• [Material for this exercise]:
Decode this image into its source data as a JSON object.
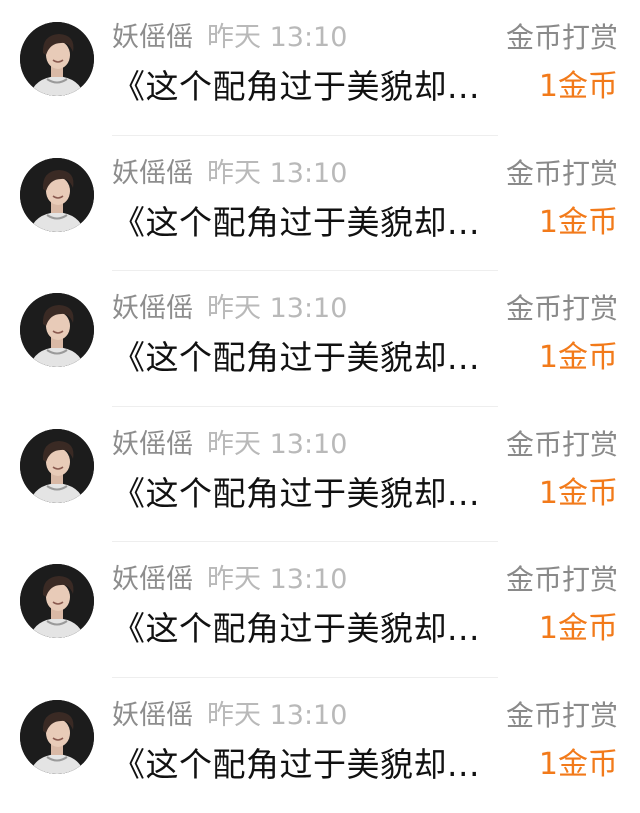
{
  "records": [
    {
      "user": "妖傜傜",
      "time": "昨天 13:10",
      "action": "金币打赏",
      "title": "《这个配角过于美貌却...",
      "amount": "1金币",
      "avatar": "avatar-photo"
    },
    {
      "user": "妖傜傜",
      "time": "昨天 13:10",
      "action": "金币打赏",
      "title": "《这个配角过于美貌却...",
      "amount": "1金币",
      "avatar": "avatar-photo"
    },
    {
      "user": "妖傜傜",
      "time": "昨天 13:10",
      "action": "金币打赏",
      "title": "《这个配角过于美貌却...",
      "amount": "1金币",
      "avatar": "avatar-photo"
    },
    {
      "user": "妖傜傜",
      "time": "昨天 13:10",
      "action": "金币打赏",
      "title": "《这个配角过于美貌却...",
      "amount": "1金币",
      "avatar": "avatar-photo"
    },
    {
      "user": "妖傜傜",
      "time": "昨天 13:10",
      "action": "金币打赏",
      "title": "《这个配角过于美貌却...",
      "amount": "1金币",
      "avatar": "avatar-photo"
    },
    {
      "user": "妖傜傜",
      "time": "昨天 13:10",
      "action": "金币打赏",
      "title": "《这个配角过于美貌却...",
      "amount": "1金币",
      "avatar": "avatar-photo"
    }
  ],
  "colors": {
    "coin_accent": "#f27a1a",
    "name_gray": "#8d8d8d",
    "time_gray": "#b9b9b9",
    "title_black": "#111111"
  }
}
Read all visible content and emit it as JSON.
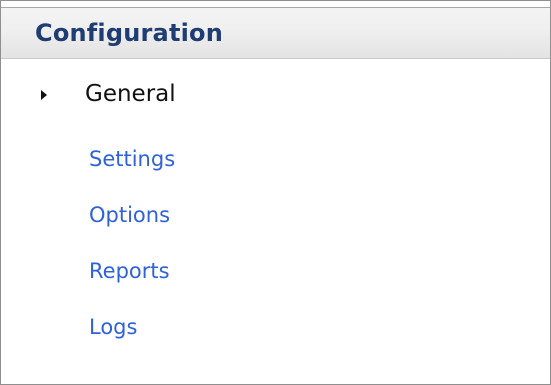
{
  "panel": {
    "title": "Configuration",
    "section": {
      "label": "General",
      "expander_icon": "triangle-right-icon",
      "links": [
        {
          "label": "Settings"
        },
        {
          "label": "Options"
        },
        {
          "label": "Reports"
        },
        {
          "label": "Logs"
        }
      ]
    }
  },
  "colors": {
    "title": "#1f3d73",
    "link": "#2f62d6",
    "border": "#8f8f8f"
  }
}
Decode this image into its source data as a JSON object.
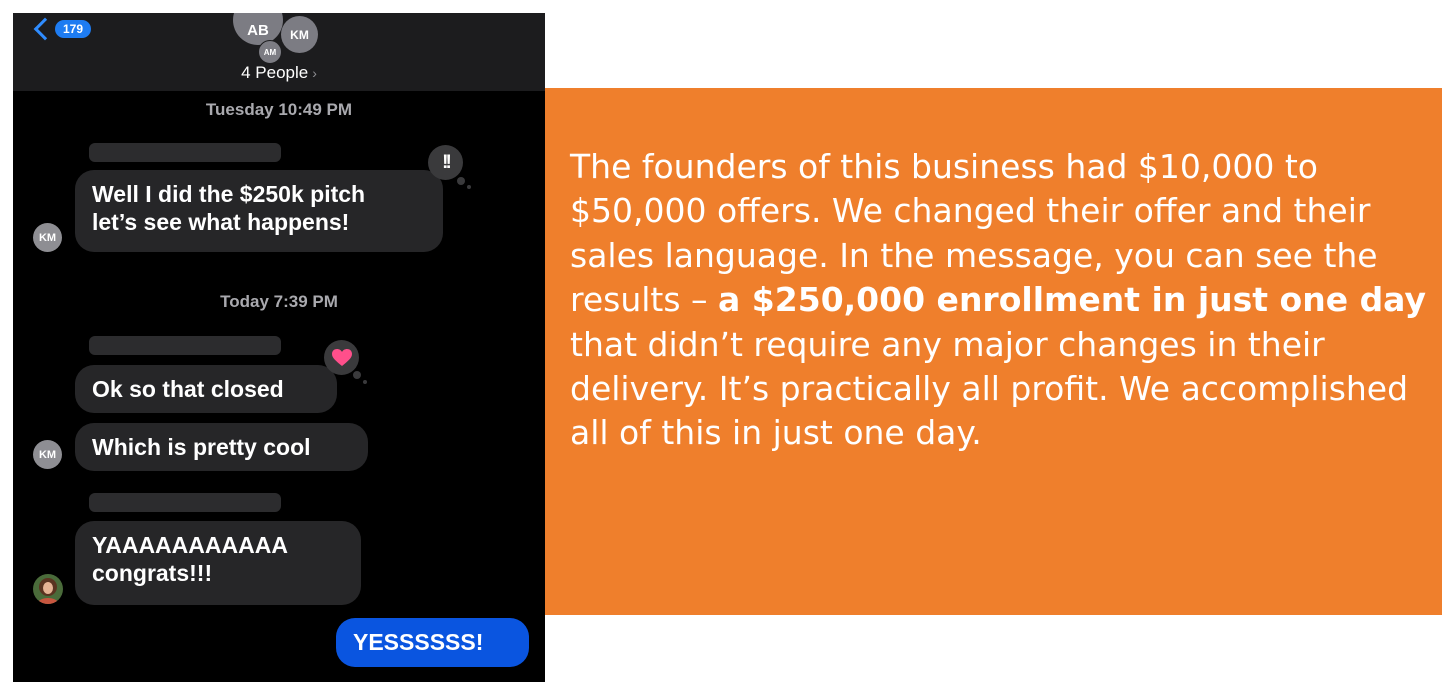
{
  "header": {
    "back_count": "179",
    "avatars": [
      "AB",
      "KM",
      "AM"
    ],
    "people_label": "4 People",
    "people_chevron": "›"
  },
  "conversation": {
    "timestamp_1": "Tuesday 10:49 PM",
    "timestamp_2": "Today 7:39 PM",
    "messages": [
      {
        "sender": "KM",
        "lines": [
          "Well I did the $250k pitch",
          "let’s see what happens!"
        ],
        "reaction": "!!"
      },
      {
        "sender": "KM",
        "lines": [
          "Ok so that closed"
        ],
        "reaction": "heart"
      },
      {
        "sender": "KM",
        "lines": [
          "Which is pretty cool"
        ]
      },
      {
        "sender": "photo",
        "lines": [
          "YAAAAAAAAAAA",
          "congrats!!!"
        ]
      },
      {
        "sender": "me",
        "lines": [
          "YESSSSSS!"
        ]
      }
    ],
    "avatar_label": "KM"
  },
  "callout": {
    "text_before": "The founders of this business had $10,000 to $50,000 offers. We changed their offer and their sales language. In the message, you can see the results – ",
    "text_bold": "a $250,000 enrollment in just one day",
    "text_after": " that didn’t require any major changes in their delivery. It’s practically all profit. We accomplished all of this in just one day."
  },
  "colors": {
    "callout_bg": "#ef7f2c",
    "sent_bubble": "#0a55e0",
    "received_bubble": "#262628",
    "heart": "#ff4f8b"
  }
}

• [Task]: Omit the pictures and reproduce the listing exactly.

• [Written response]:
Decode this image into its source data as a JSON object.
{
  "records": [
    {
      "user": "妖傜傜",
      "time": "昨天 13:10",
      "action": "金币打赏",
      "title": "《这个配角过于美貌却...",
      "amount": "1金币",
      "avatar": "avatar-photo"
    },
    {
      "user": "妖傜傜",
      "time": "昨天 13:10",
      "action": "金币打赏",
      "title": "《这个配角过于美貌却...",
      "amount": "1金币",
      "avatar": "avatar-photo"
    },
    {
      "user": "妖傜傜",
      "time": "昨天 13:10",
      "action": "金币打赏",
      "title": "《这个配角过于美貌却...",
      "amount": "1金币",
      "avatar": "avatar-photo"
    },
    {
      "user": "妖傜傜",
      "time": "昨天 13:10",
      "action": "金币打赏",
      "title": "《这个配角过于美貌却...",
      "amount": "1金币",
      "avatar": "avatar-photo"
    },
    {
      "user": "妖傜傜",
      "time": "昨天 13:10",
      "action": "金币打赏",
      "title": "《这个配角过于美貌却...",
      "amount": "1金币",
      "avatar": "avatar-photo"
    },
    {
      "user": "妖傜傜",
      "time": "昨天 13:10",
      "action": "金币打赏",
      "title": "《这个配角过于美貌却...",
      "amount": "1金币",
      "avatar": "avatar-photo"
    }
  ],
  "colors": {
    "coin_accent": "#f27a1a",
    "name_gray": "#8d8d8d",
    "time_gray": "#b9b9b9",
    "title_black": "#111111"
  }
}
Read all visible content and emit it as JSON.
{
  "panel": {
    "title": "Configuration",
    "section": {
      "label": "General",
      "expander_icon": "triangle-right-icon",
      "links": [
        {
          "label": "Settings"
        },
        {
          "label": "Options"
        },
        {
          "label": "Reports"
        },
        {
          "label": "Logs"
        }
      ]
    }
  },
  "colors": {
    "title": "#1f3d73",
    "link": "#2f62d6",
    "border": "#8f8f8f"
  }
}
Decode this image into its source data as a JSON object.
{
  "header": {
    "back_count": "179",
    "avatars": [
      "AB",
      "KM",
      "AM"
    ],
    "people_label": "4 People",
    "people_chevron": "›"
  },
  "conversation": {
    "timestamp_1": "Tuesday 10:49 PM",
    "timestamp_2": "Today 7:39 PM",
    "messages": [
      {
        "sender": "KM",
        "lines": [
          "Well I did the $250k pitch",
          "let’s see what happens!"
        ],
        "reaction": "!!"
      },
      {
        "sender": "KM",
        "lines": [
          "Ok so that closed"
        ],
        "reaction": "heart"
      },
      {
        "sender": "KM",
        "lines": [
          "Which is pretty cool"
        ]
      },
      {
        "sender": "photo",
        "lines": [
          "YAAAAAAAAAAA",
          "congrats!!!"
        ]
      },
      {
        "sender": "me",
        "lines": [
          "YESSSSSS!"
        ]
      }
    ],
    "avatar_label": "KM"
  },
  "callout": {
    "text_before": "The founders of this business had $10,000 to $50,000 offers. We changed their offer and their sales language. In the message, you can see the results – ",
    "text_bold": "a $250,000 enrollment in just one day",
    "text_after": " that didn’t require any major changes in their delivery. It’s practically all profit. We accomplished all of this in just one day."
  },
  "colors": {
    "callout_bg": "#ef7f2c",
    "sent_bubble": "#0a55e0",
    "received_bubble": "#262628",
    "heart": "#ff4f8b"
  }
}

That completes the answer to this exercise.